The latter paper leads to the last chapter, where regional soil degradation studies under various climatic and land use systems are presented. Gimeno-Garcia et al. describe soil and water salinity in a coastal wetland in Spain, while Drahorad et al. have analyzed soil characteristics and nutrient distribution after 27 years of grazing exclusion in Widou Thiengoly, Senegal. The following two papers again deal with soil properties in southern America. Dorner et al. investigate changes in the physical quality of an Andosol under different management intensities in southern Chile while Kaiser et al. prepared a review about physical properties in Subtropics and Tropics.

Table of Contents top ↑

Julia Krümmelbein, Rainer Horn and Marcello Pagliai
Chapter I
Soil Strength, Soil Deformation and Soil Regeneration
Wibke Baumgarten and Rainer Horn
Assessing soil degradation by using a scale-spanning soil
mechanical approach: A review 1
Dolgor Khaydapova, Eugeny Yurevich Milanovskiy and Eugeny Victorovich Shein
Impact of Anthropogenic Load on Rheological Properties
of Typical Chernozems (Kursk region, Russia) 62
Ignacio Fuentes, Oscar Seguel and Manuel Casanova Elasto-Plastic
Behaviour of Soil Aggregates and the Soil Matrix as a Function of Soil
Structure and Clay Content in three Soils of Central Chile 72
Lizete Stumpf, Eloy.A. Pauletto, L.F.S. Pinto, F.F. Fernandes,
L.E.A.S. Suzuki, C.L.R. de Lima, L.C. Timm, T.S. da Silva and K.C. Haering
Mean Weight Diameter and Distribution of Aggregates of a Constructed
Soil in a Coal Mining Area in Southern Brazil, Cultivated with
Different Gramineae Species 89
Anneka Mordhorst, Stephan. Peth and Rainer Horn
Degradation Effects on Organic Carbon and Mechanical Strength
within Aggregates from a Stagnic Luvisol Depending on
Tillage Intensity 104
Guy J. Levy and Amrakh I. Mamedov
Soil Susceptibility to Deformation in Different Agricultural
Management Practices: Assessment from Water Retention Curve
Characteristics at Low Suction 129
Alexander Zink, Heiner Fleige, Stephan Gebhardt and Rainer Horn
Verification of Subsoil Compaction on Cable Construction Sites 148
Peter Weisskopf, Hans-Rudolf Oberholzer, Jan Rek and Thomas Keller
Evolution of Structural Properties of an Arable Soil after
Compaction under Different Regeneration Pathways 164
Julia Krümmelbein and Rainer Horn
Cycle of Soil Structure 183
Chapter II
Soil Erosion Induced Degradation
Sergio Pellegrini, Maria Costanza Andrenelli, Stefania Simoncini and
Nadia Vignozzi:
Assessment of Topsoil Structure Degradation in a Compost-Amended Silty
Clay Loam Soil under Simulated Rainfall 199
Borivoj Sarapatka, Patrik Netopil, Marek Bednar and Frantisek Pavlik Arable
Land Degradation with Special Focus to Water Erosion: A Serious Threat
in the Czech Republic 214
Chapter III
Regional Soil Degradation Studies under Various Climatic and
Landuse Systems

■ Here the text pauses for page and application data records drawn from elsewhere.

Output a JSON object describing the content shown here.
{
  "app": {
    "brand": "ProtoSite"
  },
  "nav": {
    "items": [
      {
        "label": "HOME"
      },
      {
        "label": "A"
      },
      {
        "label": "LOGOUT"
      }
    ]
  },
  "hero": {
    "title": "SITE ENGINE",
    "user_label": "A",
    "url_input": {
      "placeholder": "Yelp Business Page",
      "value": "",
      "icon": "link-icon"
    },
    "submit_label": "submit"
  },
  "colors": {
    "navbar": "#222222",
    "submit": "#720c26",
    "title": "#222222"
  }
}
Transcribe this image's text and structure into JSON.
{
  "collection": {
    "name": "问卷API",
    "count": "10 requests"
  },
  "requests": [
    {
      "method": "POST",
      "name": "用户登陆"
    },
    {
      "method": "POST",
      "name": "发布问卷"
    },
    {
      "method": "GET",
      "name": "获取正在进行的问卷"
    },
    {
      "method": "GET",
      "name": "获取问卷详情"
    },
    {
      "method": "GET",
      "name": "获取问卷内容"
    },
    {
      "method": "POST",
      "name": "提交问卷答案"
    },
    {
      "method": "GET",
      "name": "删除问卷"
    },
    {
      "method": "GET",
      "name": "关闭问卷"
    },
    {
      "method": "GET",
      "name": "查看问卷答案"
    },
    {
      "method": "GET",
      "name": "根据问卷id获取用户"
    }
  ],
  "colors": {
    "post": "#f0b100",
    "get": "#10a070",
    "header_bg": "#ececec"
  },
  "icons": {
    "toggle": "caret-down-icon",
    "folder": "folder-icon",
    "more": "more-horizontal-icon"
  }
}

Eugenia Gimeno-Garcia, Juan Antonio Pascual-Aguilar, José Luis Rubio
and Vicente Andreu
Salinity Levels of Soil and Water in a Mediterranean Coastal Wetland:
the Pego-Oliva Marsh (Spain) 226
Sylvie Drahorad, Cécile Guillet, Sabine Miehe, Peter Felix-Henningsen
Soil Characteristics and Nutrient Distribution after 27 Years of
Grazing Exclusion in Widou Thiengoly, Senegal 249
José Dôrner, Dorota. Dec, Felipe Zuniga, Rainer Horn, Ignacio Lopez,
Cesar Leiva and Jaime G. Cuevas:
Changes in the Physical Quality of an Andosol under Different
Management Intensities in Southern Chile 262
Douglas Rodrigo Kaiser, Miriam Fernandes Rodrigues, José Miguel
Reichert, Dalvan José Reinert, Rainer Horn, Heiner Fleige and André
Anibal Brandt
Soil Physical Capacity and Intensity Properties for Achieving
Sustainable Agriculture in the Subtropics and Tropics: a Review 282